[Dataset rows describing interfaces]
──────────
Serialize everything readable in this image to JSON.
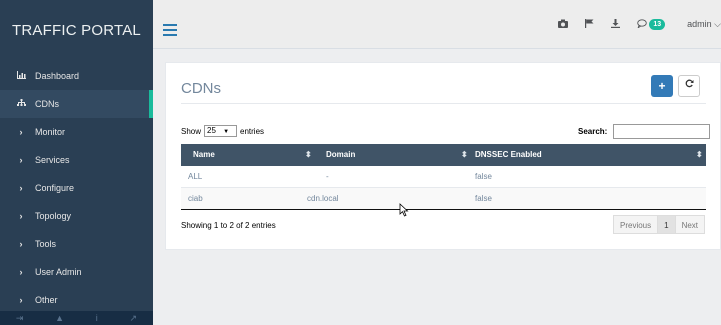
{
  "sidebar": {
    "brand": "TRAFFIC PORTAL",
    "items": [
      {
        "label": "Dashboard",
        "icon": "bar-chart-icon"
      },
      {
        "label": "CDNs",
        "icon": "sitemap-icon",
        "active": true
      },
      {
        "label": "Monitor",
        "icon": "chevron-right-icon"
      },
      {
        "label": "Services",
        "icon": "chevron-right-icon"
      },
      {
        "label": "Configure",
        "icon": "chevron-right-icon"
      },
      {
        "label": "Topology",
        "icon": "chevron-right-icon"
      },
      {
        "label": "Tools",
        "icon": "chevron-right-icon"
      },
      {
        "label": "User Admin",
        "icon": "chevron-right-icon"
      },
      {
        "label": "Other",
        "icon": "chevron-right-icon"
      }
    ],
    "footer_icons": [
      "logout-icon",
      "user-icon",
      "info-icon",
      "external-link-icon"
    ]
  },
  "topbar": {
    "icons": [
      "camera-icon",
      "flag-icon",
      "download-icon",
      "comment-icon"
    ],
    "notification_count": "13",
    "user": "admin"
  },
  "panel": {
    "title": "CDNs",
    "add_icon": "plus-icon",
    "refresh_icon": "refresh-icon",
    "show_label": "Show",
    "page_length": "25",
    "entries_label": "entries",
    "search_label": "Search:",
    "search_value": "",
    "columns": [
      "Name",
      "Domain",
      "DNSSEC Enabled"
    ],
    "rows": [
      [
        "ALL",
        "-",
        "false"
      ],
      [
        "ciab",
        "cdn.local",
        "false"
      ]
    ],
    "info": "Showing 1 to 2 of 2 entries",
    "pager": {
      "previous": "Previous",
      "page": "1",
      "next": "Next"
    }
  },
  "colors": {
    "sidebar_bg": "#2a3f54",
    "accent": "#1abb9c",
    "primary_button": "#337ab7",
    "table_header": "#405467"
  }
}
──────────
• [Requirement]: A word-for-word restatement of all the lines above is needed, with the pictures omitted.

• [Result of this task]:
Serialize everything readable in this image to JSON.
{
  "sidebar": {
    "brand": "TRAFFIC PORTAL",
    "items": [
      {
        "label": "Dashboard",
        "icon": "bar-chart-icon"
      },
      {
        "label": "CDNs",
        "icon": "sitemap-icon",
        "active": true
      },
      {
        "label": "Monitor",
        "icon": "chevron-right-icon"
      },
      {
        "label": "Services",
        "icon": "chevron-right-icon"
      },
      {
        "label": "Configure",
        "icon": "chevron-right-icon"
      },
      {
        "label": "Topology",
        "icon": "chevron-right-icon"
      },
      {
        "label": "Tools",
        "icon": "chevron-right-icon"
      },
      {
        "label": "User Admin",
        "icon": "chevron-right-icon"
      },
      {
        "label": "Other",
        "icon": "chevron-right-icon"
      }
    ],
    "footer_icons": [
      "logout-icon",
      "user-icon",
      "info-icon",
      "external-link-icon"
    ]
  },
  "topbar": {
    "icons": [
      "camera-icon",
      "flag-icon",
      "download-icon",
      "comment-icon"
    ],
    "notification_count": "13",
    "user": "admin"
  },
  "panel": {
    "title": "CDNs",
    "add_icon": "plus-icon",
    "refresh_icon": "refresh-icon",
    "show_label": "Show",
    "page_length": "25",
    "entries_label": "entries",
    "search_label": "Search:",
    "search_value": "",
    "columns": [
      "Name",
      "Domain",
      "DNSSEC Enabled"
    ],
    "rows": [
      [
        "ALL",
        "-",
        "false"
      ],
      [
        "ciab",
        "cdn.local",
        "false"
      ]
    ],
    "info": "Showing 1 to 2 of 2 entries",
    "pager": {
      "previous": "Previous",
      "page": "1",
      "next": "Next"
    }
  },
  "colors": {
    "sidebar_bg": "#2a3f54",
    "accent": "#1abb9c",
    "primary_button": "#337ab7",
    "table_header": "#405467"
  }
}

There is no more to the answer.